(Dataset records)
BEGIN

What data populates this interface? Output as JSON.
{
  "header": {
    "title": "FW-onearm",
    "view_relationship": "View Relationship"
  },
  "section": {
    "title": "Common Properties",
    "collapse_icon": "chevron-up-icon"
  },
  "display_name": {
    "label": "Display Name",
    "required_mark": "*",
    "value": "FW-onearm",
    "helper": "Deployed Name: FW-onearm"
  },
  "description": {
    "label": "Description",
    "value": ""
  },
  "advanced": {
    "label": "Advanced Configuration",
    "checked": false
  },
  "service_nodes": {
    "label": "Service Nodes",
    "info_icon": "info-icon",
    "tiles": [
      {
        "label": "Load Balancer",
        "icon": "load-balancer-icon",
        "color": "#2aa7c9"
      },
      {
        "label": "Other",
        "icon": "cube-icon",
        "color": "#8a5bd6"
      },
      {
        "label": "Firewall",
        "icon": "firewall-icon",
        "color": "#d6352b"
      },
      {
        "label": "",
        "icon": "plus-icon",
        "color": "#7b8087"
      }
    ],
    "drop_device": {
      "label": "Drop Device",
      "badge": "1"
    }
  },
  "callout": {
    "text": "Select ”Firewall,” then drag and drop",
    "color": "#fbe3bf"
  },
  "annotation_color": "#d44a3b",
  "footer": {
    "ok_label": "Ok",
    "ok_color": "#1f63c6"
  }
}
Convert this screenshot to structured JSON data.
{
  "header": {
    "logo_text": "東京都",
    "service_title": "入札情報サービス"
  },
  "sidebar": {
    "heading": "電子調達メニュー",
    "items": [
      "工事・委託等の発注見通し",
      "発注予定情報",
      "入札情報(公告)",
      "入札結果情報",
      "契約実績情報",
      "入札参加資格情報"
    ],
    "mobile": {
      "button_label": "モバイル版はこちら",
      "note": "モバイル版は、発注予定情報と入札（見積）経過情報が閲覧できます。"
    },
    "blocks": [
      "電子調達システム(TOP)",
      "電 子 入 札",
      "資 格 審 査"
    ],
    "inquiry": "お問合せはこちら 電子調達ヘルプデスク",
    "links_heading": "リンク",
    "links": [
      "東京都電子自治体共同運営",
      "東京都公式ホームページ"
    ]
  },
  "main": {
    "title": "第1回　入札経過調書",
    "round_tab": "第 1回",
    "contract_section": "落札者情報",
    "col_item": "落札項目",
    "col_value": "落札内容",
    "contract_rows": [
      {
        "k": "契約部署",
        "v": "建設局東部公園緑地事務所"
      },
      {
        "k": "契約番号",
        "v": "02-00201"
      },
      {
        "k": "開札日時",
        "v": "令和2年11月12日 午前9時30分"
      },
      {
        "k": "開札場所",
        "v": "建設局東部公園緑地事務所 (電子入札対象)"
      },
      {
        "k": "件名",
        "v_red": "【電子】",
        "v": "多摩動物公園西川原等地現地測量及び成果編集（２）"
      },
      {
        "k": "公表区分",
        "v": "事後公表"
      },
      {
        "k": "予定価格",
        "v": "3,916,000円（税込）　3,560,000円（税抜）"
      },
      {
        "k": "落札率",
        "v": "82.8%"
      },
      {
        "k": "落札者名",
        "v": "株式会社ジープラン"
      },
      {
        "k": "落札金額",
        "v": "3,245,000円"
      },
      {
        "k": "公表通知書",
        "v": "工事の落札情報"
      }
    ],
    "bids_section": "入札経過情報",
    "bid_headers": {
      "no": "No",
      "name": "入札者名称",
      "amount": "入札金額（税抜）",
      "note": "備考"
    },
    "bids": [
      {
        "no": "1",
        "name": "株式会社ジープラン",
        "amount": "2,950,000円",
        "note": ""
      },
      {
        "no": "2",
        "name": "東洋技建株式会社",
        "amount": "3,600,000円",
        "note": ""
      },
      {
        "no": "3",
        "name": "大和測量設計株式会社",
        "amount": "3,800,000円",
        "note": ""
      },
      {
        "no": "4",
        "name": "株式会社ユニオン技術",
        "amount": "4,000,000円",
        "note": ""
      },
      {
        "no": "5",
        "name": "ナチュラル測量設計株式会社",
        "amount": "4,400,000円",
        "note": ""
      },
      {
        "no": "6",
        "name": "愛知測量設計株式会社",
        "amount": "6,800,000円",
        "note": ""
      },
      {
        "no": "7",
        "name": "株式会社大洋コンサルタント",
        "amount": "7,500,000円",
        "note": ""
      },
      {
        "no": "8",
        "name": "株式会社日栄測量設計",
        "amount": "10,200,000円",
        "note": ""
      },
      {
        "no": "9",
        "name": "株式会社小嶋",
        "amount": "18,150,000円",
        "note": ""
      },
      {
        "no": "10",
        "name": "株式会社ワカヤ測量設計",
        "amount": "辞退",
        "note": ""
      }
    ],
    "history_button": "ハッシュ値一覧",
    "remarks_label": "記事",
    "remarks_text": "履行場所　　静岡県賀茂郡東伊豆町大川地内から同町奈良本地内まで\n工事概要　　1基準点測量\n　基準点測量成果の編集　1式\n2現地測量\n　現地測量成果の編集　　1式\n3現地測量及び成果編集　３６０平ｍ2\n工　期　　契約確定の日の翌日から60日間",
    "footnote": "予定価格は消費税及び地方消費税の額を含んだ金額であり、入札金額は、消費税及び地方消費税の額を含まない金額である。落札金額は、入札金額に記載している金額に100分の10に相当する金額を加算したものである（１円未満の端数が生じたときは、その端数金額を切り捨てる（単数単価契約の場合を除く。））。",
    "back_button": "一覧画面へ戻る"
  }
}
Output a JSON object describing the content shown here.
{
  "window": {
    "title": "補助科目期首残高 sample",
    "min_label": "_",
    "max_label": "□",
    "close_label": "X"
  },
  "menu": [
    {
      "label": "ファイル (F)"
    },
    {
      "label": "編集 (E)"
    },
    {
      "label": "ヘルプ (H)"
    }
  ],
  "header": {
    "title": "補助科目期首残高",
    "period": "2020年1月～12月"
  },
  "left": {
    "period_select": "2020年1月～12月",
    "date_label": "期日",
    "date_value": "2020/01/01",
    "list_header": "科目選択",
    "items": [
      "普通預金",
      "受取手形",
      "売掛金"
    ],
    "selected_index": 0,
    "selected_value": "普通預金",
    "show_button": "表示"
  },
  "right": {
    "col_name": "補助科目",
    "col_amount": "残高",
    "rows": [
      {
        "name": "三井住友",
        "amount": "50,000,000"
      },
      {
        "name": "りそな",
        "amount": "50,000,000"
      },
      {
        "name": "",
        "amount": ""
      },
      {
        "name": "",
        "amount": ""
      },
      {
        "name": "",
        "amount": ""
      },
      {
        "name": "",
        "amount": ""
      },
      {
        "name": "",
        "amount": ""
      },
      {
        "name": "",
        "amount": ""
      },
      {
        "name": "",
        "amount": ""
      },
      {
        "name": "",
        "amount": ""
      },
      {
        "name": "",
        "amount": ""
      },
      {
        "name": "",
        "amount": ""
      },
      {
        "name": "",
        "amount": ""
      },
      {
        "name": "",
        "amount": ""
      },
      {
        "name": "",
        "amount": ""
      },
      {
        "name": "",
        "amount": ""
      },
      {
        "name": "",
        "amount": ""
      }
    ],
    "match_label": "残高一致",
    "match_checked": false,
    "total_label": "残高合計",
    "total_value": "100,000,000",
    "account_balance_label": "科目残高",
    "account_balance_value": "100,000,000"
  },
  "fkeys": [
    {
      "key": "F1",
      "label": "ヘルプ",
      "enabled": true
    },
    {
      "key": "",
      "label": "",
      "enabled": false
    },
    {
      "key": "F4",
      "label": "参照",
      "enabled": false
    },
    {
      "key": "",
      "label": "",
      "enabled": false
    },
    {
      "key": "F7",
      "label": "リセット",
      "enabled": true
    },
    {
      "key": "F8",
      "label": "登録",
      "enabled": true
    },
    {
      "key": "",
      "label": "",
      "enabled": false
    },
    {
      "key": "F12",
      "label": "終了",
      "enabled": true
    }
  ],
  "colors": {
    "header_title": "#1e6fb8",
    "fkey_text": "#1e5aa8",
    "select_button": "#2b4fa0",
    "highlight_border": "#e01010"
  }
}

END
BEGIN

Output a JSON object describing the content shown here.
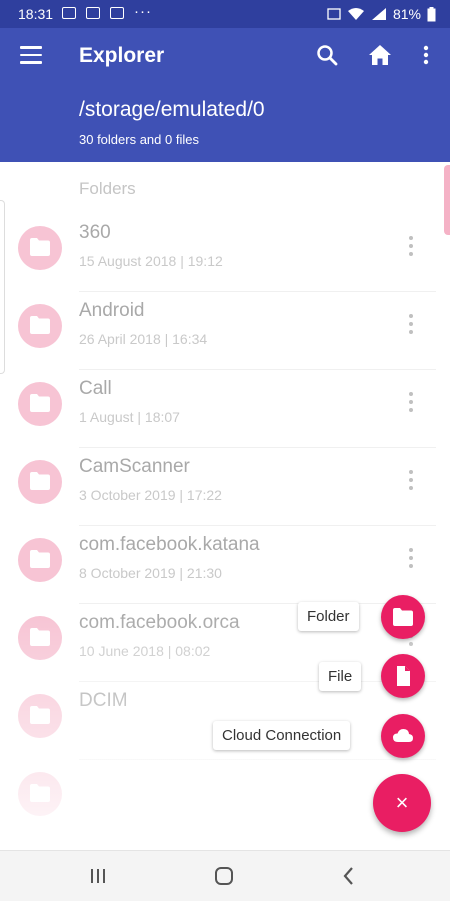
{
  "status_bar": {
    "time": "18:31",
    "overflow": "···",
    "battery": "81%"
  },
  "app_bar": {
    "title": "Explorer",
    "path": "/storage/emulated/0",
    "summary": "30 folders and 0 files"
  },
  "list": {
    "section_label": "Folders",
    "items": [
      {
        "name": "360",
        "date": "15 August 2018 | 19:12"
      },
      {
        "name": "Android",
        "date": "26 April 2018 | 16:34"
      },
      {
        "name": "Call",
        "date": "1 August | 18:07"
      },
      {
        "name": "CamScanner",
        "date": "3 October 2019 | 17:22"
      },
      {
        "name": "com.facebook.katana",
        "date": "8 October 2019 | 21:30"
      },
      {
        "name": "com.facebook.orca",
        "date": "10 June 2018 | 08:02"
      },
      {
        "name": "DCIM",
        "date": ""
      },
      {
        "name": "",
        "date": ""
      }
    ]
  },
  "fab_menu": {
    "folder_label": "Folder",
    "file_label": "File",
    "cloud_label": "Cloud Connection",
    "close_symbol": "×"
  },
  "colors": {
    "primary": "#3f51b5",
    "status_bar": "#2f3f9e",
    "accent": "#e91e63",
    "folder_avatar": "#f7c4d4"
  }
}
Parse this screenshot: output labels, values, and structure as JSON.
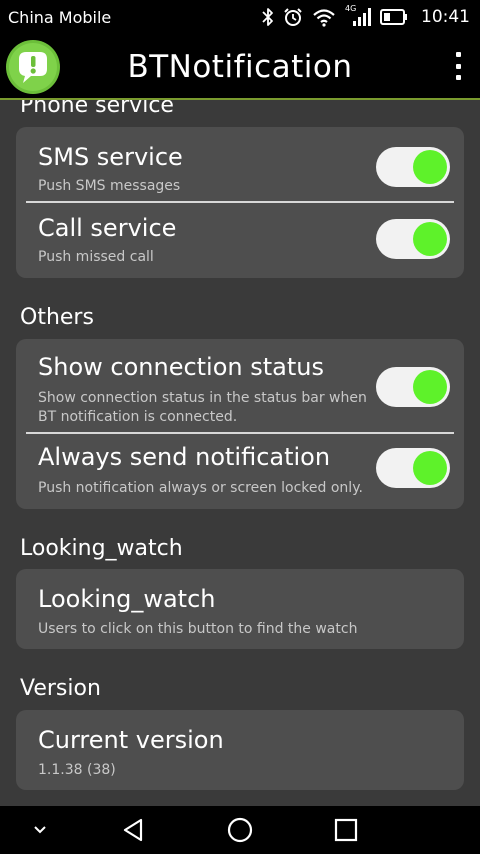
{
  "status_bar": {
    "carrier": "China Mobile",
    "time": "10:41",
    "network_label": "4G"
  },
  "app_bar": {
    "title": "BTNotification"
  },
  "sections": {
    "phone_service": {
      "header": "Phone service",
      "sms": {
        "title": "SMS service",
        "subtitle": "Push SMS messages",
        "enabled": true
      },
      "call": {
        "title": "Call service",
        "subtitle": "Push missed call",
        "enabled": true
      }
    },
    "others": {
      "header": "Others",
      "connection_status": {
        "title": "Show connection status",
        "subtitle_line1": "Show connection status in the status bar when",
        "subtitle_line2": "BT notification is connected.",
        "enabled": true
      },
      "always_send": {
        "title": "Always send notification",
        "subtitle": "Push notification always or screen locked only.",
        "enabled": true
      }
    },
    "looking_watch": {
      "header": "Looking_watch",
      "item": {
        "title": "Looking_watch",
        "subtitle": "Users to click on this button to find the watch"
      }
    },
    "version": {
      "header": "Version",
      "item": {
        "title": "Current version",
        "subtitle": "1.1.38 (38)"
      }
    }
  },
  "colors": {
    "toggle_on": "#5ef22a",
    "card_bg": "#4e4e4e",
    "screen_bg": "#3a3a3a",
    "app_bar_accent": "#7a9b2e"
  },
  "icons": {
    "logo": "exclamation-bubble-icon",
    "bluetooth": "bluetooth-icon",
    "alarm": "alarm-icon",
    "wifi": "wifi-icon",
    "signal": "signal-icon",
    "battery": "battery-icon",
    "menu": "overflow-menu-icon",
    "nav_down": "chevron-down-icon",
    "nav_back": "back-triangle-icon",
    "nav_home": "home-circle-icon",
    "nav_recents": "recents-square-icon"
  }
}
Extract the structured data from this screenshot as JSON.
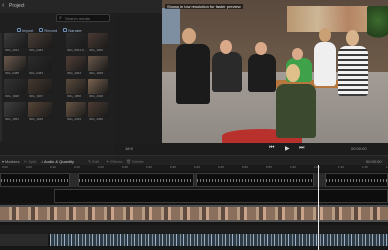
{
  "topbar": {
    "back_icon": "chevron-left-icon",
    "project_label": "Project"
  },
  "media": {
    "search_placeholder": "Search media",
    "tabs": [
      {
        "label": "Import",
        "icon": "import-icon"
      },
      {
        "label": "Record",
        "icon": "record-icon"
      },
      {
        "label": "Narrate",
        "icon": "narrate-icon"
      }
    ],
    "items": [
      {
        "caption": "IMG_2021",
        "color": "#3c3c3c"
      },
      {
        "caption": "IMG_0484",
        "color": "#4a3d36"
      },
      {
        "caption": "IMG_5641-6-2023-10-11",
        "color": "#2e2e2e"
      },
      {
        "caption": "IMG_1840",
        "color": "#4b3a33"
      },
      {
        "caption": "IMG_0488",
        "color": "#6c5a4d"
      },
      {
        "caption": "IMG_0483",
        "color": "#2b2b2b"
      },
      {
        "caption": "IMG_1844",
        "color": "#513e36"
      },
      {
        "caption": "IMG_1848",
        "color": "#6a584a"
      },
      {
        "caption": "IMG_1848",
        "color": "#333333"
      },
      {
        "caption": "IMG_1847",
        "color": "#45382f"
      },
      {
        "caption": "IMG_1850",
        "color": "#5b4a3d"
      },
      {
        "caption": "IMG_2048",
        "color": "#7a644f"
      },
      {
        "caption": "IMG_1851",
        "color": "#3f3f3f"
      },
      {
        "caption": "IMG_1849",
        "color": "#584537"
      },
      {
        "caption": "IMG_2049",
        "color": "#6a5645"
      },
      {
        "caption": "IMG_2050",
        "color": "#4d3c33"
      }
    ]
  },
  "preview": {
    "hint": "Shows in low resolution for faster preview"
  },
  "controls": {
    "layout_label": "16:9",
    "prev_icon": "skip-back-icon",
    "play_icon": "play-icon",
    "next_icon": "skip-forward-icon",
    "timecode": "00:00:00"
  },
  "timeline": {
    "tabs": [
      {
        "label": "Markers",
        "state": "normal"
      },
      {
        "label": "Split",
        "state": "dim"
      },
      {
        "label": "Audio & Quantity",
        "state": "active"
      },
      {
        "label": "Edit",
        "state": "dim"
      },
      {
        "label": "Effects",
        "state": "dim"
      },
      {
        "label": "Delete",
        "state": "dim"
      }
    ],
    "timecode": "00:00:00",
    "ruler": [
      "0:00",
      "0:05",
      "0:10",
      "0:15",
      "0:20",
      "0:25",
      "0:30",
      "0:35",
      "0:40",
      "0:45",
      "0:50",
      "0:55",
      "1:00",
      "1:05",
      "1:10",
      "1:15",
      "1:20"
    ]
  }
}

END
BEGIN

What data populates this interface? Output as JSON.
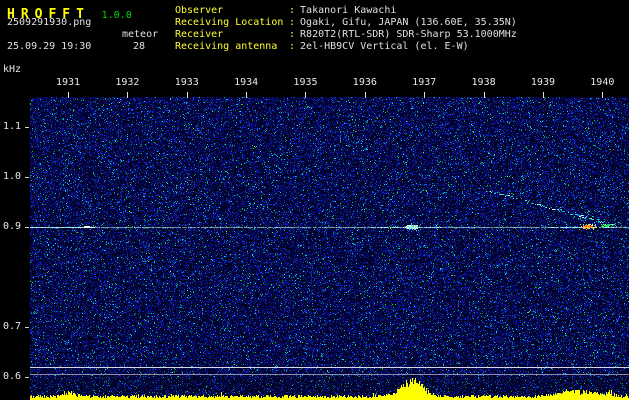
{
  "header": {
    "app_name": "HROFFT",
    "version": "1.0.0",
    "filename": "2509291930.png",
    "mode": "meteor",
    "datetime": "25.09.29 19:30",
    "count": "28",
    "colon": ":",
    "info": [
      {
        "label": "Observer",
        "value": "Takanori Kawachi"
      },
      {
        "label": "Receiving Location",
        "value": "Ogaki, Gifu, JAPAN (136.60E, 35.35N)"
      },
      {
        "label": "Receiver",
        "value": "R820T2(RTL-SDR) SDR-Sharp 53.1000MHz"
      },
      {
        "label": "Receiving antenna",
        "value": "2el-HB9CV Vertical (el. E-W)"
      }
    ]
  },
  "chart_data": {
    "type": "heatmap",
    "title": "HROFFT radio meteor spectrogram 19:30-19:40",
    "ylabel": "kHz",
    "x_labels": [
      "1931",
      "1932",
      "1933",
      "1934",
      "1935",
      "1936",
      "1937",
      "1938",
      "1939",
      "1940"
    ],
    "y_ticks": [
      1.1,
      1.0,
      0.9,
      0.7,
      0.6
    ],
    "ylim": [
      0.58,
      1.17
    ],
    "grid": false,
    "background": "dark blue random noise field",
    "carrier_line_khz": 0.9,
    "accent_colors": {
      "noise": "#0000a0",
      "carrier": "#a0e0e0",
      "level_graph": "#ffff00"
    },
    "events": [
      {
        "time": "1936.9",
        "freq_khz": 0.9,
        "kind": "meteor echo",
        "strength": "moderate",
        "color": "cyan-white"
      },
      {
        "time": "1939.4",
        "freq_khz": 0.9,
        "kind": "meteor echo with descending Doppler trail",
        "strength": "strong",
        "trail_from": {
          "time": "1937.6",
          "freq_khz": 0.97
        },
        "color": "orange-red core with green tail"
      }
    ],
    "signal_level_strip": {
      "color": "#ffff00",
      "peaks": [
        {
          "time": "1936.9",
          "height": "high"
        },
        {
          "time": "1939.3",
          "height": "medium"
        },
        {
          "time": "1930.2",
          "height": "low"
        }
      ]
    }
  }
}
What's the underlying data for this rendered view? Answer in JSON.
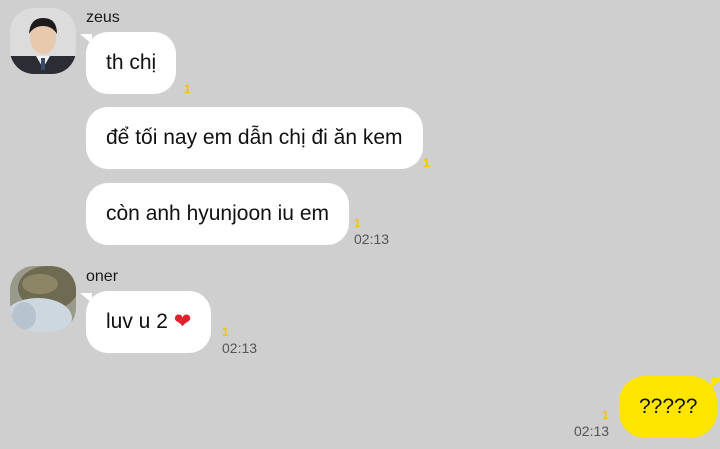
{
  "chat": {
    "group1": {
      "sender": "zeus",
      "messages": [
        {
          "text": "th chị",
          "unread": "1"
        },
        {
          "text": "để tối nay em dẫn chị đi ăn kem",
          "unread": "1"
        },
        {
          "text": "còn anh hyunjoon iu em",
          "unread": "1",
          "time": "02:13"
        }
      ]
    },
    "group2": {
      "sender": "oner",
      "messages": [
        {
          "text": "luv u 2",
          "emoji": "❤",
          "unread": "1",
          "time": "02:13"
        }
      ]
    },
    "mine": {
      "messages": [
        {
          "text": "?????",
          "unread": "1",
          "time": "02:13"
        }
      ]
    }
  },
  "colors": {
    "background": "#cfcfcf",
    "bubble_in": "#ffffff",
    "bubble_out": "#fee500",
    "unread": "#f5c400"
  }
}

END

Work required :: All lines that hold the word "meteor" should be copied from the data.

Your response ::
    "mode": "meteor",
    "title": "HROFFT radio meteor spectrogram 19:30-19:40",
        "kind": "meteor echo",
        "kind": "meteor echo with descending Doppler trail",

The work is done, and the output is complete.